‘What have you got?’ I ask her, internal voice offering a lewd comment I have to stifle almost physically.
‘A nice lady wanting to downsize.’ Replies S enthusiastically, as another inappropriate comment rises like reflux. Deep swallow later I get back on track. S is yet to realise even the nice ones turn nasty at some stage in the transaction – at least the majority do. It might be the lack of buyers, it might be too many buyers; it could be a broken chain and broken dreams, or it may just be the size of my invoice if things go unusually smoothly.
‘Give me the details.’ I tell S warmly, pulling up a chair at her desk and trying to look her in the eye. She’s good. I’ve trained and mentored her as closely as possible - without resorting to hands on. Unlike imbecile trainee F, she has the intelligence and street-smart awareness to make a great estate agent if she just sticks with it and doesn’t get pregnant.
S reels off the basic information, the house address, accommodation, contact numbers, then takes me through the more useful stuff. The motivation, finances, time scales. I end up with a pen-picture of the potential vendor. All the nuggets a good operator will mine with a seemingly benign conversation, allowing me to have a competitive edge when I carry out the appointment.
‘I’ve already given her details of smaller homes and a couple of nice flats if she goes the buy abroad keep a base here route,’ informs S as I throb with pride at her growth and try to ignore my own. ‘You could ask her what she thinks about them when you go.’

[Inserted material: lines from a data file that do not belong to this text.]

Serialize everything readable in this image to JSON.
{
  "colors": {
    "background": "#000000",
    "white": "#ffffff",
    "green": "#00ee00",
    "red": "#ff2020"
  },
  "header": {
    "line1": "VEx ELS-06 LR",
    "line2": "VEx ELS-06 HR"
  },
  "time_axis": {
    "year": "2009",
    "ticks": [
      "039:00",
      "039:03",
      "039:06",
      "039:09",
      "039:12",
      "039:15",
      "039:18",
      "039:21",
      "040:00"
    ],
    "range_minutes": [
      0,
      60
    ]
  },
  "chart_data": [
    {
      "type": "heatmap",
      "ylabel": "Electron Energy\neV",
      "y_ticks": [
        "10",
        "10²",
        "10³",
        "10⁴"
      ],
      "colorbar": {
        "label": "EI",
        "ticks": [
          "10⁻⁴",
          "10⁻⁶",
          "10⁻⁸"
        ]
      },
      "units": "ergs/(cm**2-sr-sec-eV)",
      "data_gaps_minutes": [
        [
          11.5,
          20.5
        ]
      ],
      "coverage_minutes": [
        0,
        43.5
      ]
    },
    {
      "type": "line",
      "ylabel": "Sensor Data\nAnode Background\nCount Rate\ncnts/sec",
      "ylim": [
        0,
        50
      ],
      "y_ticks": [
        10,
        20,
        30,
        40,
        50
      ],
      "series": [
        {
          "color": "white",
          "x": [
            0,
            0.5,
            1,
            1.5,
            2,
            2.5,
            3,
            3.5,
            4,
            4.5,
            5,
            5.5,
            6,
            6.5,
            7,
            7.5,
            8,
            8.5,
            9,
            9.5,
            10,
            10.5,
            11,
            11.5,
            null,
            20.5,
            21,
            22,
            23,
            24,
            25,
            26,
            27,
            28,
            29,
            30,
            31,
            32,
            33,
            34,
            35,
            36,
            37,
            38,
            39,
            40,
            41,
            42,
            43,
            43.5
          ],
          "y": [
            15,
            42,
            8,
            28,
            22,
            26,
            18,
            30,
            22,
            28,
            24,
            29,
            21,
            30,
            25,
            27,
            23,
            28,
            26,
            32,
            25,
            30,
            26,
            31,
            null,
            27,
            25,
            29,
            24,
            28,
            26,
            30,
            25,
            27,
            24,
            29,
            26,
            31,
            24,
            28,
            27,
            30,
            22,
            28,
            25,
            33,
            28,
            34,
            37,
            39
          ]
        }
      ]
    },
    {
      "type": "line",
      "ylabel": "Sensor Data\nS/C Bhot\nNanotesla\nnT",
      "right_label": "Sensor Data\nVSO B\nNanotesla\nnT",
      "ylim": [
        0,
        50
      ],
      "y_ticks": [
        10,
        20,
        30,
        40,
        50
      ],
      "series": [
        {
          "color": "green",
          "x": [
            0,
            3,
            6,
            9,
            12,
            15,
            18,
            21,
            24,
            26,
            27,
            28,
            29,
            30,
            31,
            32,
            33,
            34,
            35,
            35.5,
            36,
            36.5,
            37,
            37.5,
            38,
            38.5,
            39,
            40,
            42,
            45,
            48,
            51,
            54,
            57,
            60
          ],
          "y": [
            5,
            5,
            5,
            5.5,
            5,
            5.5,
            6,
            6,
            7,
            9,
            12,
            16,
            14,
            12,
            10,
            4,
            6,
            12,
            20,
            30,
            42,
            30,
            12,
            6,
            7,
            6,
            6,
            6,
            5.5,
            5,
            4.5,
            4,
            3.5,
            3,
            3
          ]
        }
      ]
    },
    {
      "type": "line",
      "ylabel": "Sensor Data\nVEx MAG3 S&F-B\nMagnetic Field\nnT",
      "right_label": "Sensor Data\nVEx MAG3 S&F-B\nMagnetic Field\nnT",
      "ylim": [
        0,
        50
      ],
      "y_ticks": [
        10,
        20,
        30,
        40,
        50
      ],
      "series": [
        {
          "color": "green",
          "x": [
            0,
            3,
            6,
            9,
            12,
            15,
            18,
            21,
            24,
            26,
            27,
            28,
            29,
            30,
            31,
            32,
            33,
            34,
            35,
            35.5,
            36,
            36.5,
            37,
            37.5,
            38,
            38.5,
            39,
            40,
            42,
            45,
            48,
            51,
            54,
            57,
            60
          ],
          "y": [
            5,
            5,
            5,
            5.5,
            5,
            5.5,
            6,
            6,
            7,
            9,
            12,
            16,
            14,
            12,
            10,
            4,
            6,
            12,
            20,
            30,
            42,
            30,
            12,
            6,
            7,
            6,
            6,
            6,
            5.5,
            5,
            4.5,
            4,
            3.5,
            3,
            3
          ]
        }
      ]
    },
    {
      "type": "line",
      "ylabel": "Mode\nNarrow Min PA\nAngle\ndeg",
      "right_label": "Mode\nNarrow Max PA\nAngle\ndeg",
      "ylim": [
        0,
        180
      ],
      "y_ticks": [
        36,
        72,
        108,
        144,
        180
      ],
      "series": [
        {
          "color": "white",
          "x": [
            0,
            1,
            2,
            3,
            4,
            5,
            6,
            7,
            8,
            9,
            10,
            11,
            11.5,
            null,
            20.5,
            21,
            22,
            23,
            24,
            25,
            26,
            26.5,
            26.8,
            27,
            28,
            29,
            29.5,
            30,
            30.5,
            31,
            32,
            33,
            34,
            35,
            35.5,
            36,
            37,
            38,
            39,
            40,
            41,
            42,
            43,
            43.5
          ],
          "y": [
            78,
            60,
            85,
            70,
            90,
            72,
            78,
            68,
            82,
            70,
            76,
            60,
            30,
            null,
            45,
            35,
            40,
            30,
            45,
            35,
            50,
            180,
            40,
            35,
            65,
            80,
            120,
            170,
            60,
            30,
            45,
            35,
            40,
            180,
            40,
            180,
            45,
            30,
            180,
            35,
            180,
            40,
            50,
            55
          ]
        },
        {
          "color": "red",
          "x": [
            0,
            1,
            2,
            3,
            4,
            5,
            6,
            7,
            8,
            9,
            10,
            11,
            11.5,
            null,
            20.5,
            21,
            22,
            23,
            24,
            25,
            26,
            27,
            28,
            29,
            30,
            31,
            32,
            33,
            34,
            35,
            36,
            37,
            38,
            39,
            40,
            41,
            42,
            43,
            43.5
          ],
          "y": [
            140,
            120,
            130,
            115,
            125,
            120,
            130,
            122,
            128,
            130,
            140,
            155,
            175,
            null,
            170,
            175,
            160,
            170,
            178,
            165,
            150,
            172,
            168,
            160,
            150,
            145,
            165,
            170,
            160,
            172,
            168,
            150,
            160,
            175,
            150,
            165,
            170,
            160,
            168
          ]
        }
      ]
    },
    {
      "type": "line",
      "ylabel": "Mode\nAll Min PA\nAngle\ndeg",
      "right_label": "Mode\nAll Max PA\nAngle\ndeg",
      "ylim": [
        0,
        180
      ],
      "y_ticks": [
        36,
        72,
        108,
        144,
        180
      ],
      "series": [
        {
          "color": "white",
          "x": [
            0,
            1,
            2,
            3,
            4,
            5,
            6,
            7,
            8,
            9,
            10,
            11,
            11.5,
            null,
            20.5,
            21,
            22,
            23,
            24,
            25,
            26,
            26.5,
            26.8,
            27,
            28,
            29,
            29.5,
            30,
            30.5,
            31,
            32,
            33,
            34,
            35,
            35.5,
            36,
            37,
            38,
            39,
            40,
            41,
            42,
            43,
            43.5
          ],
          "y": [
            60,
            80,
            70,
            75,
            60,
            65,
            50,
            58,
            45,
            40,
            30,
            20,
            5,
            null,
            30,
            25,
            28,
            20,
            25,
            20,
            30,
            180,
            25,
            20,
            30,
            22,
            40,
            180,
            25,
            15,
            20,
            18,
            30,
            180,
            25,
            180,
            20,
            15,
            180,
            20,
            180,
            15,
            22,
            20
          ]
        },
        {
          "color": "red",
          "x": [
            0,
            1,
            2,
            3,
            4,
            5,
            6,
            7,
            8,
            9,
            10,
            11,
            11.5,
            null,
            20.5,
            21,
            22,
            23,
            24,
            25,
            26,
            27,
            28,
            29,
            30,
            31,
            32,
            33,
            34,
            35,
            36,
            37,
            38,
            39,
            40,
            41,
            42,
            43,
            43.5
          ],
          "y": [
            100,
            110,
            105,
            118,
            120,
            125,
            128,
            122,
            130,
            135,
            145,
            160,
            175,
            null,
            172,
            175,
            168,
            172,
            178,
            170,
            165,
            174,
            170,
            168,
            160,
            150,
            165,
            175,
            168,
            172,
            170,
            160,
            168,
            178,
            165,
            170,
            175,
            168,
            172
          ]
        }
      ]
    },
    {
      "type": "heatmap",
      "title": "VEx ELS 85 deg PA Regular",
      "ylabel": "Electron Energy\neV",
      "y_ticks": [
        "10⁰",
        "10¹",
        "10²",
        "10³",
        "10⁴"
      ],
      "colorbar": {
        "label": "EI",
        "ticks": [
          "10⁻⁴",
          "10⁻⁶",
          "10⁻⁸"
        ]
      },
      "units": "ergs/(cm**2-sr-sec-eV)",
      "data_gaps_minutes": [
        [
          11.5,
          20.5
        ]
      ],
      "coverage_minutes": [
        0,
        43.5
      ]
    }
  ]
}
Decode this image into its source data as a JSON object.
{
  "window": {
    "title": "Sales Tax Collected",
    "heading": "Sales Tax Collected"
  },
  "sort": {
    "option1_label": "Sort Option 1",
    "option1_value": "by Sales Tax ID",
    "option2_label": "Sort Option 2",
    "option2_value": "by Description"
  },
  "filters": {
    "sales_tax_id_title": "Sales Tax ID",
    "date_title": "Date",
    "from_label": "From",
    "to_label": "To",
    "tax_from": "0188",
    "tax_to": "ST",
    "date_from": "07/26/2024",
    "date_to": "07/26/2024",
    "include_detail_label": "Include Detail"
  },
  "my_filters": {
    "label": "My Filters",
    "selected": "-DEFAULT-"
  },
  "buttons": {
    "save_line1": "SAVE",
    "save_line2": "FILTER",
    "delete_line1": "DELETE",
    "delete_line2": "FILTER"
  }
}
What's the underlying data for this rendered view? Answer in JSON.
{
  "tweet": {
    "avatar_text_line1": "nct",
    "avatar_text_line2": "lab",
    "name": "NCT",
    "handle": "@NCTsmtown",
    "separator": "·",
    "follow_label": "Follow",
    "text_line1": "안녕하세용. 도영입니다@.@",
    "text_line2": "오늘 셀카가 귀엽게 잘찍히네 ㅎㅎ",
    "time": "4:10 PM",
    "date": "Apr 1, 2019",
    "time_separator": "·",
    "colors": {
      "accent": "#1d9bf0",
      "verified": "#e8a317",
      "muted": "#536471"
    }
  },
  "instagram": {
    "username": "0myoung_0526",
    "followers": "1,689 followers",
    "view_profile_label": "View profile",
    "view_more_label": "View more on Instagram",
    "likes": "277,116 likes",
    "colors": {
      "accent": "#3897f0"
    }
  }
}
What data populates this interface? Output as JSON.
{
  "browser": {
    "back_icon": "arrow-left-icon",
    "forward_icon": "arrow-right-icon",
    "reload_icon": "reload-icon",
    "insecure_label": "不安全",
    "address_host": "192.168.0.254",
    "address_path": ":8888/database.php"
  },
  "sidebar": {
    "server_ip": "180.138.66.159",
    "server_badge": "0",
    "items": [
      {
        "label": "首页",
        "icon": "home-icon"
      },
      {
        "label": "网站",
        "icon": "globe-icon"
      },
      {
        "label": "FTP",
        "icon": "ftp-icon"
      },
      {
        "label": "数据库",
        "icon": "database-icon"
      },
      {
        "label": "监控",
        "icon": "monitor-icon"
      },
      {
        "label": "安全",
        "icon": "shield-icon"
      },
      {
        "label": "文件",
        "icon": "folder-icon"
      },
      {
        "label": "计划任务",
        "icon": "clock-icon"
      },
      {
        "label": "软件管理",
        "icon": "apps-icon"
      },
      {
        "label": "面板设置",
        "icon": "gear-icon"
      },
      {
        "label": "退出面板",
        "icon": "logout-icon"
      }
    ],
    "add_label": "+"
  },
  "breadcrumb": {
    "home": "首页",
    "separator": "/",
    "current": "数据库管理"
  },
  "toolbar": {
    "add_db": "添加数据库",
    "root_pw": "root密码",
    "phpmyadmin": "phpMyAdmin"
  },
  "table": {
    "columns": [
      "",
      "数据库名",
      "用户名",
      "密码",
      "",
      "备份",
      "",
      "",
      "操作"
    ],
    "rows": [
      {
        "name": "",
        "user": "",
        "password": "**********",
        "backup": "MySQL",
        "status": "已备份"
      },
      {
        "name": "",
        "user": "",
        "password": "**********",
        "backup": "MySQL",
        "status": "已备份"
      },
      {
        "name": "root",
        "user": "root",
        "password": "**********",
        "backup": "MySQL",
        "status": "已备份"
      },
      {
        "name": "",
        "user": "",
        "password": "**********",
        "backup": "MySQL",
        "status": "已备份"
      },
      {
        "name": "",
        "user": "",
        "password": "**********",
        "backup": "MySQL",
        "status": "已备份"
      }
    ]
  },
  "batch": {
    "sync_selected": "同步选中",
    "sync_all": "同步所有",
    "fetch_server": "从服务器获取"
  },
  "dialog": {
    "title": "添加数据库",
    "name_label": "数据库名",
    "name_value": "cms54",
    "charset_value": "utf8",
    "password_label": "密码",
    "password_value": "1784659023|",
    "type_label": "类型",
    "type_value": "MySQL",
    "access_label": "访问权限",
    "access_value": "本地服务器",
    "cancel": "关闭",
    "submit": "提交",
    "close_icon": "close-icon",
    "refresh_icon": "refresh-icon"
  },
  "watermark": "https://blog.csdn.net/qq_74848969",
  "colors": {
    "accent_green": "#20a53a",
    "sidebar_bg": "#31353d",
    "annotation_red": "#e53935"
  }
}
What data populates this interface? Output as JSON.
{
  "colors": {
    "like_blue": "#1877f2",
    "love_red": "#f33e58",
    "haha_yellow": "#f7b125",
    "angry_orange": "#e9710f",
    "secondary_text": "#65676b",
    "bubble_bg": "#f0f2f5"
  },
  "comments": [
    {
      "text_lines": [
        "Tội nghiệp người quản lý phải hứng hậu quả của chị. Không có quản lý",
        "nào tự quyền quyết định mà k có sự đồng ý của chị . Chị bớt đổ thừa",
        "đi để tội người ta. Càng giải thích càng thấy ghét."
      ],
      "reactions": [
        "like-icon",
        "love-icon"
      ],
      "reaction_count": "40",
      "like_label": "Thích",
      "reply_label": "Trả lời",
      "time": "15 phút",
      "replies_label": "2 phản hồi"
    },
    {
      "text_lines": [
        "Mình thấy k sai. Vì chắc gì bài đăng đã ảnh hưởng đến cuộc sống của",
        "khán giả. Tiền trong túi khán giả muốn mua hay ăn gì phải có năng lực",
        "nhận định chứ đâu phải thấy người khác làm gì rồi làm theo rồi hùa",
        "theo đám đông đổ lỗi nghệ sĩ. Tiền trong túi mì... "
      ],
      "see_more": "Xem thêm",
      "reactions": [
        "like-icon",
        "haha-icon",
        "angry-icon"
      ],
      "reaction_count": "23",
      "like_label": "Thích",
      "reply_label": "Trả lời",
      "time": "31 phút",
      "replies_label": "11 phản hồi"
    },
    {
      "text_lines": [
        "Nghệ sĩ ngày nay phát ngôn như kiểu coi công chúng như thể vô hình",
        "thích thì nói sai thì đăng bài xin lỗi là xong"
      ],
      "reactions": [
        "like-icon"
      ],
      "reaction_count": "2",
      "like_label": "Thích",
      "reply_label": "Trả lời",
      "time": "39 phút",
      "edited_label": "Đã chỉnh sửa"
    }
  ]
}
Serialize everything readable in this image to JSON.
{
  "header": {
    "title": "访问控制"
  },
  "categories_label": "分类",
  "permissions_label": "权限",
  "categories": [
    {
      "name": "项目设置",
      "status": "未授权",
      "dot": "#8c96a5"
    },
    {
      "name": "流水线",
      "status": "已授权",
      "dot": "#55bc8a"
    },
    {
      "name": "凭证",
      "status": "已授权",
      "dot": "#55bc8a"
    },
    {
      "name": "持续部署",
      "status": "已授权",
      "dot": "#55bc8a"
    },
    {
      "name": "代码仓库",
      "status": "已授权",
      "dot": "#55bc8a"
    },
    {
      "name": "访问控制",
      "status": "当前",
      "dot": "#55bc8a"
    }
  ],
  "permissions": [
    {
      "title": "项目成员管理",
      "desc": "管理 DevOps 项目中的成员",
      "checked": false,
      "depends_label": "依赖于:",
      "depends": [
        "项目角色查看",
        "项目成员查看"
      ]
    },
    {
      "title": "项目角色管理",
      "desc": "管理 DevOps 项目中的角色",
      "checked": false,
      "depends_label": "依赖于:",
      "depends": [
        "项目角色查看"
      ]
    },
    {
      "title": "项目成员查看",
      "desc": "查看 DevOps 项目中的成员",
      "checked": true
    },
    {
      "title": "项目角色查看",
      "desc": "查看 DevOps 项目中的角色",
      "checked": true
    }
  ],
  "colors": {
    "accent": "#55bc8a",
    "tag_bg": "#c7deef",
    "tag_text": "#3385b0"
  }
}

‘Husband?’ I quiz, knowing she’ll know.
‘Yes, still alive this time.’ I go to add something but she’s ahead of me. ‘And before you ask he’s going to be back from golf in time to see you.’
Told you she was good. With both parties on hand it will be much easier to get some commitment. I just need to work out which one is the decision maker.
‘And this is my daughter’s room.’ Announces the nice lady proudly, later in the day. Fortunately I already know it’s not one of those creepy shrine bedrooms. The girl, well woman to be more accurate, has been to university and is now married and has been working in the city for several years. She’s not coming back - at least not until the divorce. I just have to get the parents moved before then.
‘I like to keep it as she left if just so she knows it’s always here.’ Says the mother wistfully. I need to offer alternatives or I’ll never winkle her out. The fading Westlife and Blue, through to All Saints and Manic Street Preachers posters on the walls, chart the daughter’s musical progression. She’s moved on, the mother hasn’t – yet.
‘I’m sure you can have a nice room for her at your new home, when you relocate.’ I venture, putting a definite on the transaction rather than a maybe. She nods unconvincingly then says with melancholy. ‘They grow up so fast, one moment they’re here and needing you and the next minute…’
I don’t want tears. And maudlin isn’t good for 2.0% sole agencies either, but although I’ve heard it a thousand times before, this time she’s struck a chord with my second son about to join his sibling at university.
‘Do you have children?’ She asks pointedly, breaking my darkening mood. I’ve pretended to have cats, dogs, fish and an interest in sports and hobbies I’ve never heard of in the past, but this time I don’t have to lie.
‘Did you get it?’ Asks S when I return to the office. I wave the agency agreement with less vigour than normal.
I’ll miss him when he’s gone.